**What is required**: Omit the images, then print each record below exactly as it reads.

Dataset excerpts:
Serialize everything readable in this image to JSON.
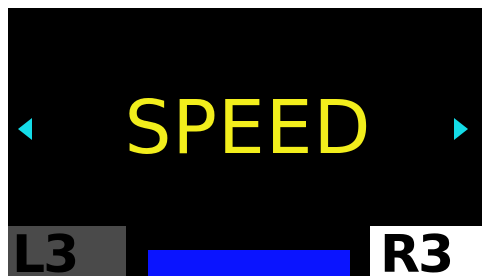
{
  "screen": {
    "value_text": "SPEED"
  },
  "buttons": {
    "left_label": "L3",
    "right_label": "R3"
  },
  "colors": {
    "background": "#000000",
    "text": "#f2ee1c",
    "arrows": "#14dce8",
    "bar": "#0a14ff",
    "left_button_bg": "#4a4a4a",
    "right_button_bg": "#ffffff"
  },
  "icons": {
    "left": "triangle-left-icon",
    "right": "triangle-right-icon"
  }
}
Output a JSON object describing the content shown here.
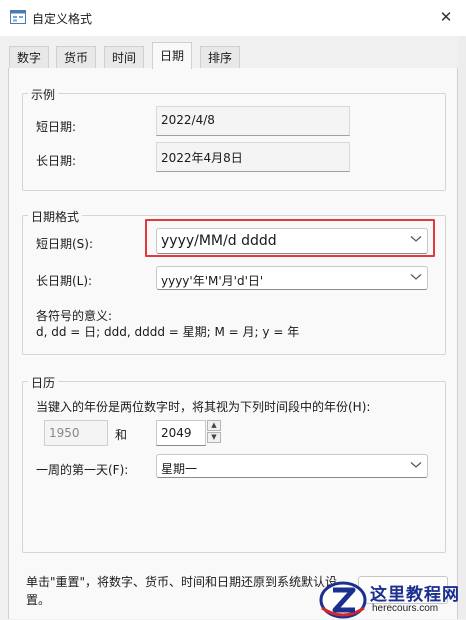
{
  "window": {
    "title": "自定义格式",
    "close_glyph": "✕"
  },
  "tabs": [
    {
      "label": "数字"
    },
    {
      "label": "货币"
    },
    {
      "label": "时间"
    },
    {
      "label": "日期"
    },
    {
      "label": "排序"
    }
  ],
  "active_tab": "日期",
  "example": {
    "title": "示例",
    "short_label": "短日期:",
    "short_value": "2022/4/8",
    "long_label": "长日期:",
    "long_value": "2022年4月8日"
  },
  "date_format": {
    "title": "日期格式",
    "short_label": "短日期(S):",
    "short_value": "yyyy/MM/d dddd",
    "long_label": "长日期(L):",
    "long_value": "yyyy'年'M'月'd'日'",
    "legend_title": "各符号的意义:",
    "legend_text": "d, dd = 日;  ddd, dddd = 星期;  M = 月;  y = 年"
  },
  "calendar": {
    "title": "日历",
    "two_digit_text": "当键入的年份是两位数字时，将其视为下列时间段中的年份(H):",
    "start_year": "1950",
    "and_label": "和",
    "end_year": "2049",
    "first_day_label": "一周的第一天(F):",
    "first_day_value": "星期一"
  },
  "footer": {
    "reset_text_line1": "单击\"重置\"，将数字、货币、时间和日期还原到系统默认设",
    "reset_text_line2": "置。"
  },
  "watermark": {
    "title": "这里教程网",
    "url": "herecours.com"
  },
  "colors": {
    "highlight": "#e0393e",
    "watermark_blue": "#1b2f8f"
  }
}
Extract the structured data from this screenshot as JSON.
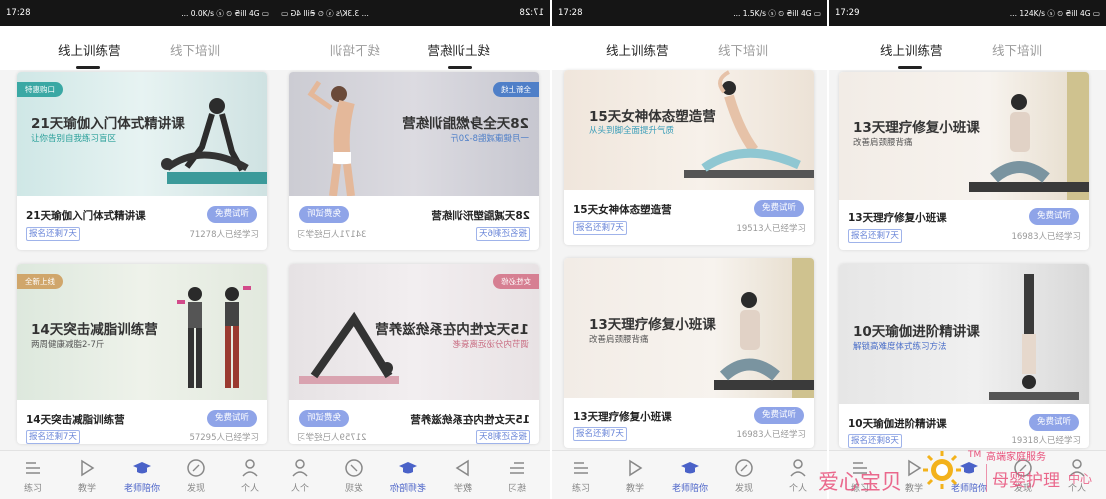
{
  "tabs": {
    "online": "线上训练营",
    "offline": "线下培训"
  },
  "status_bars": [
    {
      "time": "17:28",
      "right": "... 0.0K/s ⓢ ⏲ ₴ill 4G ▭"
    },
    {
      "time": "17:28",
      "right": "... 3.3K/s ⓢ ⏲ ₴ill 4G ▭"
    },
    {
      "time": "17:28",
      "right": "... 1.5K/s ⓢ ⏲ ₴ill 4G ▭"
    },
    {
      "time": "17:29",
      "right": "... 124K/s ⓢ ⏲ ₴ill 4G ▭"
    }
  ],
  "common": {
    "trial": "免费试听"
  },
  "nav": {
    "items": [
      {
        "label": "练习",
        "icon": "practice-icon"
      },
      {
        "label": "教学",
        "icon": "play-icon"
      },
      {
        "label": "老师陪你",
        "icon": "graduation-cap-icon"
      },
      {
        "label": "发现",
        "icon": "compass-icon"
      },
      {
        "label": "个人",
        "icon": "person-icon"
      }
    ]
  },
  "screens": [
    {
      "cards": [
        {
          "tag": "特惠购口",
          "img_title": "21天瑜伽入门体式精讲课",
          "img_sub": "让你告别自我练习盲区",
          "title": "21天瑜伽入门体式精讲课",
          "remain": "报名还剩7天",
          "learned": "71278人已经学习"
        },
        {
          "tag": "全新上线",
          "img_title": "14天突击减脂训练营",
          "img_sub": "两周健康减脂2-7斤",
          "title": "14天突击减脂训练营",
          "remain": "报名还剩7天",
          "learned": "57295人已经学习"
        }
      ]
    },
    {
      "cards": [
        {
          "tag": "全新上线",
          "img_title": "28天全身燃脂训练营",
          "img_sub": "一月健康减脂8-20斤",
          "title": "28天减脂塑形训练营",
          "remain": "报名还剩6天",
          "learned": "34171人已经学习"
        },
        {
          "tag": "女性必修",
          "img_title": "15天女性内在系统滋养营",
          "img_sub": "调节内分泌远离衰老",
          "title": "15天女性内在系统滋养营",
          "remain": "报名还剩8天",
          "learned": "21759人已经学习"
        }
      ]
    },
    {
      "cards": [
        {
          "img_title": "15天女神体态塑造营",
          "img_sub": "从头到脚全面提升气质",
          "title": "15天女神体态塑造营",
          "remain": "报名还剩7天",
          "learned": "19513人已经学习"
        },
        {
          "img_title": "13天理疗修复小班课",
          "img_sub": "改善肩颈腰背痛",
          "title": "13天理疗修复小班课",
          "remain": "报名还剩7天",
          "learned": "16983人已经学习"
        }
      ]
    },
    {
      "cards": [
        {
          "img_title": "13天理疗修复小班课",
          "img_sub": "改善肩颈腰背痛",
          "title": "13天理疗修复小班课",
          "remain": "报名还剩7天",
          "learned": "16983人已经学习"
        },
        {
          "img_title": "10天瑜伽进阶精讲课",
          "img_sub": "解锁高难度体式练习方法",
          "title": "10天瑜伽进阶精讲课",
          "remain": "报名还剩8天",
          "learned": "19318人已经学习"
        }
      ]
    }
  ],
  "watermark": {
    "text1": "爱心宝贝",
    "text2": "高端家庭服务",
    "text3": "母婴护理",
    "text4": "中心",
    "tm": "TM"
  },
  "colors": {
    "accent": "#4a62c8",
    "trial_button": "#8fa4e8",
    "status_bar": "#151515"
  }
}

**Output**:
Serialize everything readable in this image to JSON.
{
  "screen": {
    "value_text": "SPEED"
  },
  "buttons": {
    "left_label": "L3",
    "right_label": "R3"
  },
  "colors": {
    "background": "#000000",
    "text": "#f2ee1c",
    "arrows": "#14dce8",
    "bar": "#0a14ff",
    "left_button_bg": "#4a4a4a",
    "right_button_bg": "#ffffff"
  },
  "icons": {
    "left": "triangle-left-icon",
    "right": "triangle-right-icon"
  }
}
Output a JSON object describing the content shown here.
{
  "window": {
    "title": "自定义格式",
    "close_glyph": "✕"
  },
  "tabs": [
    {
      "label": "数字"
    },
    {
      "label": "货币"
    },
    {
      "label": "时间"
    },
    {
      "label": "日期"
    },
    {
      "label": "排序"
    }
  ],
  "active_tab": "日期",
  "example": {
    "title": "示例",
    "short_label": "短日期:",
    "short_value": "2022/4/8",
    "long_label": "长日期:",
    "long_value": "2022年4月8日"
  },
  "date_format": {
    "title": "日期格式",
    "short_label": "短日期(S):",
    "short_value": "yyyy/MM/d dddd",
    "long_label": "长日期(L):",
    "long_value": "yyyy'年'M'月'd'日'",
    "legend_title": "各符号的意义:",
    "legend_text": "d, dd = 日;  ddd, dddd = 星期;  M = 月;  y = 年"
  },
  "calendar": {
    "title": "日历",
    "two_digit_text": "当键入的年份是两位数字时，将其视为下列时间段中的年份(H):",
    "start_year": "1950",
    "and_label": "和",
    "end_year": "2049",
    "first_day_label": "一周的第一天(F):",
    "first_day_value": "星期一"
  },
  "footer": {
    "reset_text_line1": "单击\"重置\"，将数字、货币、时间和日期还原到系统默认设",
    "reset_text_line2": "置。"
  },
  "watermark": {
    "title": "这里教程网",
    "url": "herecours.com"
  },
  "colors": {
    "highlight": "#e0393e",
    "watermark_blue": "#1b2f8f"
  }
}
Extract the structured data from this screenshot as JSON.
{
  "tabs": {
    "online": "线上训练营",
    "offline": "线下培训"
  },
  "status_bars": [
    {
      "time": "17:28",
      "right": "... 0.0K/s ⓢ ⏲ ₴ill 4G ▭"
    },
    {
      "time": "17:28",
      "right": "... 3.3K/s ⓢ ⏲ ₴ill 4G ▭"
    },
    {
      "time": "17:28",
      "right": "... 1.5K/s ⓢ ⏲ ₴ill 4G ▭"
    },
    {
      "time": "17:29",
      "right": "... 124K/s ⓢ ⏲ ₴ill 4G ▭"
    }
  ],
  "common": {
    "trial": "免费试听"
  },
  "nav": {
    "items": [
      {
        "label": "练习",
        "icon": "practice-icon"
      },
      {
        "label": "教学",
        "icon": "play-icon"
      },
      {
        "label": "老师陪你",
        "icon": "graduation-cap-icon"
      },
      {
        "label": "发现",
        "icon": "compass-icon"
      },
      {
        "label": "个人",
        "icon": "person-icon"
      }
    ]
  },
  "screens": [
    {
      "cards": [
        {
          "tag": "特惠购口",
          "img_title": "21天瑜伽入门体式精讲课",
          "img_sub": "让你告别自我练习盲区",
          "title": "21天瑜伽入门体式精讲课",
          "remain": "报名还剩7天",
          "learned": "71278人已经学习"
        },
        {
          "tag": "全新上线",
          "img_title": "14天突击减脂训练营",
          "img_sub": "两周健康减脂2-7斤",
          "title": "14天突击减脂训练营",
          "remain": "报名还剩7天",
          "learned": "57295人已经学习"
        }
      ]
    },
    {
      "cards": [
        {
          "tag": "全新上线",
          "img_title": "28天全身燃脂训练营",
          "img_sub": "一月健康减脂8-20斤",
          "title": "28天减脂塑形训练营",
          "remain": "报名还剩6天",
          "learned": "34171人已经学习"
        },
        {
          "tag": "女性必修",
          "img_title": "15天女性内在系统滋养营",
          "img_sub": "调节内分泌远离衰老",
          "title": "15天女性内在系统滋养营",
          "remain": "报名还剩8天",
          "learned": "21759人已经学习"
        }
      ]
    },
    {
      "cards": [
        {
          "img_title": "15天女神体态塑造营",
          "img_sub": "从头到脚全面提升气质",
          "title": "15天女神体态塑造营",
          "remain": "报名还剩7天",
          "learned": "19513人已经学习"
        },
        {
          "img_title": "13天理疗修复小班课",
          "img_sub": "改善肩颈腰背痛",
          "title": "13天理疗修复小班课",
          "remain": "报名还剩7天",
          "learned": "16983人已经学习"
        }
      ]
    },
    {
      "cards": [
        {
          "img_title": "13天理疗修复小班课",
          "img_sub": "改善肩颈腰背痛",
          "title": "13天理疗修复小班课",
          "remain": "报名还剩7天",
          "learned": "16983人已经学习"
        },
        {
          "img_title": "10天瑜伽进阶精讲课",
          "img_sub": "解锁高难度体式练习方法",
          "title": "10天瑜伽进阶精讲课",
          "remain": "报名还剩8天",
          "learned": "19318人已经学习"
        }
      ]
    }
  ],
  "watermark": {
    "text1": "爱心宝贝",
    "text2": "高端家庭服务",
    "text3": "母婴护理",
    "text4": "中心",
    "tm": "TM"
  },
  "colors": {
    "accent": "#4a62c8",
    "trial_button": "#8fa4e8",
    "status_bar": "#151515"
  }
}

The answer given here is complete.